**WHAT THE TASK REQUIRES**
A single number is the whole answer: the count of lines in the records where "active" occurs.

**ENTRIES SUPPLIED**
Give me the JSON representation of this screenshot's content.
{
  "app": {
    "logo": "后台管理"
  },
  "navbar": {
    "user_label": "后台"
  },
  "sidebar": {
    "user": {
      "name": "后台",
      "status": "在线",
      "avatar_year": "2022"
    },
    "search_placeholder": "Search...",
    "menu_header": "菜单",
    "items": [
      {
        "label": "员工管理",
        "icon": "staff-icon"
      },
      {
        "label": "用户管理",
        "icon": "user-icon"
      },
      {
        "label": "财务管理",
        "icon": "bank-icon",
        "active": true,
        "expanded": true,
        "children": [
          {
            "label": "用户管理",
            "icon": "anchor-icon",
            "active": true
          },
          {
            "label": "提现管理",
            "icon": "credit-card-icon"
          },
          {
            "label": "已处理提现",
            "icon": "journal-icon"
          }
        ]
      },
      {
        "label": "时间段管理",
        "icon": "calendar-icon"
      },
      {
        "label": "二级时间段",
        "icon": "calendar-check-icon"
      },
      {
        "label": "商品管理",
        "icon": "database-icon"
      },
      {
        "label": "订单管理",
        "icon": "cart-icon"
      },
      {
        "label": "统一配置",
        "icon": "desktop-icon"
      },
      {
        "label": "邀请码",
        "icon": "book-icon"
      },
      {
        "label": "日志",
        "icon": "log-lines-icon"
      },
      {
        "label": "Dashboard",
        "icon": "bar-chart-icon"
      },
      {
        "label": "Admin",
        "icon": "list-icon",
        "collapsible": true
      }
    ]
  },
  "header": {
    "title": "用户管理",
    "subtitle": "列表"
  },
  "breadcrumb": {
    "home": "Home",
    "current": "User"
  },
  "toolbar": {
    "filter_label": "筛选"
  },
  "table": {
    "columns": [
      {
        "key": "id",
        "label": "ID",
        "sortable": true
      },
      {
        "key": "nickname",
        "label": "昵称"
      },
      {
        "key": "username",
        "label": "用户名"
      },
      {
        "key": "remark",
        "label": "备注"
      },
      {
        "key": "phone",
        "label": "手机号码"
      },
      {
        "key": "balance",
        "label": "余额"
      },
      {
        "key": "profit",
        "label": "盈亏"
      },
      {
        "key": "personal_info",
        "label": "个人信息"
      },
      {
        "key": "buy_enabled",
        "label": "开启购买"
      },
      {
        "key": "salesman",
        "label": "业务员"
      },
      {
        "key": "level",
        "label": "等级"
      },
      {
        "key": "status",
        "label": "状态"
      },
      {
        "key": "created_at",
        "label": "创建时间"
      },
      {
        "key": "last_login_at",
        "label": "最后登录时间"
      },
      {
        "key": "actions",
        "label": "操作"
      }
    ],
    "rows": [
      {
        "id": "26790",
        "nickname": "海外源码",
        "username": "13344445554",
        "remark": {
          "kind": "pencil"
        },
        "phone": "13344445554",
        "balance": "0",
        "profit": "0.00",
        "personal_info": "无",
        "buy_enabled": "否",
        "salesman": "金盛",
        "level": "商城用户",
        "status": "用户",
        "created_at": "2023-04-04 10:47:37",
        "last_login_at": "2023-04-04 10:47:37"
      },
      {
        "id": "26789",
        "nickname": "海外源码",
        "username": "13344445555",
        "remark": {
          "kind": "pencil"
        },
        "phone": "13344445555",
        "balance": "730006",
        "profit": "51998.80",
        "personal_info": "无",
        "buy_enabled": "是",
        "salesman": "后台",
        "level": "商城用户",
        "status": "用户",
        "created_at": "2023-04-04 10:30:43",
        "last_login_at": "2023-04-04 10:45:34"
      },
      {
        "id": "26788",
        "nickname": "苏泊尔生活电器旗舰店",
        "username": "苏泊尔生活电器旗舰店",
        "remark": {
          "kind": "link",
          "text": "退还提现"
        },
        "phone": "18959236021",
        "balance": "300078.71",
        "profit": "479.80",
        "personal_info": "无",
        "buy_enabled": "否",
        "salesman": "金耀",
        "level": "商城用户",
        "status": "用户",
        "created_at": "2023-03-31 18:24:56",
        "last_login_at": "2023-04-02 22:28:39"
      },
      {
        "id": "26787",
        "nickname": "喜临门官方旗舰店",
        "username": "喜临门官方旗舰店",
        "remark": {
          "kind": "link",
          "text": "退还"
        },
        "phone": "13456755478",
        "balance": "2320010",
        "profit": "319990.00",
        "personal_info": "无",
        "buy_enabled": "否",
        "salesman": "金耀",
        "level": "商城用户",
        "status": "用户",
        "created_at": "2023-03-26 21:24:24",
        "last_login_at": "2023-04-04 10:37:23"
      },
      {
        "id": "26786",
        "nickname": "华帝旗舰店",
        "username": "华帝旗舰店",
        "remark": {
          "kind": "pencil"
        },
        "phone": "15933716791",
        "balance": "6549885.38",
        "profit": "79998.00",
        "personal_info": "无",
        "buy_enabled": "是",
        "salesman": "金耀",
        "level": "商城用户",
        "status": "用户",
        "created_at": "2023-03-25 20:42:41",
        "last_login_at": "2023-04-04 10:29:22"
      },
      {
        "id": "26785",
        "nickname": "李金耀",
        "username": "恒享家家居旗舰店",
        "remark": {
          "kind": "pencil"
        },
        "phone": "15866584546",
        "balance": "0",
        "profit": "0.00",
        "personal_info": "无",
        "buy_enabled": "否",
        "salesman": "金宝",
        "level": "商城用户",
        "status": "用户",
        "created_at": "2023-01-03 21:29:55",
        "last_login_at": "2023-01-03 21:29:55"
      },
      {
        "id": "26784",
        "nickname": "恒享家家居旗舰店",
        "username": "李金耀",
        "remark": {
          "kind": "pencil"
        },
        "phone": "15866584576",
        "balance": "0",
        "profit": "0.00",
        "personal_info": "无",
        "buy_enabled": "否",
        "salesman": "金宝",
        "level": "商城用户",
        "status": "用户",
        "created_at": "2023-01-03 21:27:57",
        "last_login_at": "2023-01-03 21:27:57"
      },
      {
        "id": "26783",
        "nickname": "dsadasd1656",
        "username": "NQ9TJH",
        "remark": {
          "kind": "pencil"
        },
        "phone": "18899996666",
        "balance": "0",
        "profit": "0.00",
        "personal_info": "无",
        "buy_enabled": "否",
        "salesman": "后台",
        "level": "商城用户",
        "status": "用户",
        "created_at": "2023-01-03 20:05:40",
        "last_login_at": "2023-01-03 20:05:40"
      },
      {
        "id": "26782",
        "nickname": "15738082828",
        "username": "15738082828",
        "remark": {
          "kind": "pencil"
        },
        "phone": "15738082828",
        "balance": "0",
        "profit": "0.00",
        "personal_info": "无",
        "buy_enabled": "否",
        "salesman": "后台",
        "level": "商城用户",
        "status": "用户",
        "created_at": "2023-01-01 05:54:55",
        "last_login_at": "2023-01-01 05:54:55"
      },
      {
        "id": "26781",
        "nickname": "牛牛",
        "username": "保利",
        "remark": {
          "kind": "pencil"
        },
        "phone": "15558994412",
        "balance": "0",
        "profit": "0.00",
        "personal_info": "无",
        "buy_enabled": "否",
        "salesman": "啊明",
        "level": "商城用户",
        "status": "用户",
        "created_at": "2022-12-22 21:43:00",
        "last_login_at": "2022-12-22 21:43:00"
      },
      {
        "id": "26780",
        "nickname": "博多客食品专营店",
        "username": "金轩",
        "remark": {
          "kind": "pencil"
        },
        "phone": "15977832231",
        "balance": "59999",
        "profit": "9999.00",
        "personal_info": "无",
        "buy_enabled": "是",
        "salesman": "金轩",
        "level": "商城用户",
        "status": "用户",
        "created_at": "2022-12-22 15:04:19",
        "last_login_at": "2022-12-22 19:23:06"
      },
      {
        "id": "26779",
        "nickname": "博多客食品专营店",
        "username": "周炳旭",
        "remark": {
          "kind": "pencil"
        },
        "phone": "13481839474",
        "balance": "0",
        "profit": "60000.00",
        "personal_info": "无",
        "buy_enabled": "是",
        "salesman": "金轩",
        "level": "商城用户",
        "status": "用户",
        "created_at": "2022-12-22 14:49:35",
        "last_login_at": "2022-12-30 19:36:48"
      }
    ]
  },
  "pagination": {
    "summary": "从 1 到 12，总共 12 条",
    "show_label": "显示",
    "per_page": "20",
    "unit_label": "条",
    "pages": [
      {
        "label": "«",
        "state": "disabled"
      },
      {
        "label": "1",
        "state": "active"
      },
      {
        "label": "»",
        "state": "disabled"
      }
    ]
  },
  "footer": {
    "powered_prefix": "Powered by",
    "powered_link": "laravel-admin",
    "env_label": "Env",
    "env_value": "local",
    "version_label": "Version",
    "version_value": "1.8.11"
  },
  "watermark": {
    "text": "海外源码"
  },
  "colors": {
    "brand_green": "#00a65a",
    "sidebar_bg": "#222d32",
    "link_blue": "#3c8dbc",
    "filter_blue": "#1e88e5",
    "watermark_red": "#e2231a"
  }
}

**ANSWER SPACE**
3